> **Task directions**: From the listing below, return each line that includes "Gallery".

> **Materials provided**:

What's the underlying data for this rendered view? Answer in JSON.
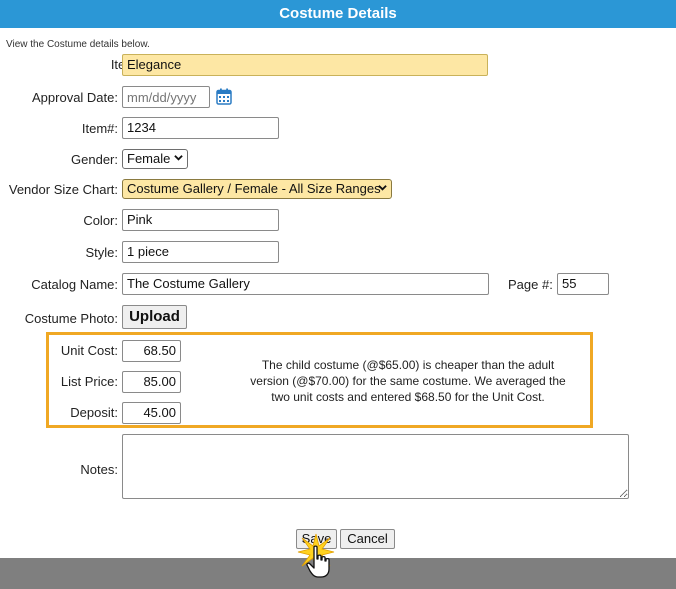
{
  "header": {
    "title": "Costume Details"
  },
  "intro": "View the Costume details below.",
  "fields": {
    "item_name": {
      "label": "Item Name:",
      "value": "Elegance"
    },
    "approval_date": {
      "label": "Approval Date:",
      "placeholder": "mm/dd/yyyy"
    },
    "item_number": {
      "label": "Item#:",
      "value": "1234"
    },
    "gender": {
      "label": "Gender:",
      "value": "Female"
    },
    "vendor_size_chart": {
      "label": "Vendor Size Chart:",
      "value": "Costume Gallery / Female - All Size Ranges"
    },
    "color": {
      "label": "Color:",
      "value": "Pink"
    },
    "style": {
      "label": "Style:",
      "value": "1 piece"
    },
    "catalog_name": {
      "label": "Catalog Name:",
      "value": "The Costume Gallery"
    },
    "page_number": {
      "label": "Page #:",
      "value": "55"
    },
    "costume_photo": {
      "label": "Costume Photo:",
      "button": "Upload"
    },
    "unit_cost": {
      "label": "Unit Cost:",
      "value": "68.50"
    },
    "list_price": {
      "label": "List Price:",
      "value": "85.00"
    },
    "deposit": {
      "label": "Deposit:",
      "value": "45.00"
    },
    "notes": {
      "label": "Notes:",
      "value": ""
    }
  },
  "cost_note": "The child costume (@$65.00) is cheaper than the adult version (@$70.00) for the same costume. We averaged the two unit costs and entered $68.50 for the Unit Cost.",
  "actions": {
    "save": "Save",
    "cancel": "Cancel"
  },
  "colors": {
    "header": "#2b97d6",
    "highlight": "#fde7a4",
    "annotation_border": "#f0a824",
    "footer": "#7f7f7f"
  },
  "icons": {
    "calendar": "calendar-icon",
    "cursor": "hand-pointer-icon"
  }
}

> **Answer space**:
      "value": "Costume Gallery / Female - All Size Ranges"
      "value": "The Costume Gallery"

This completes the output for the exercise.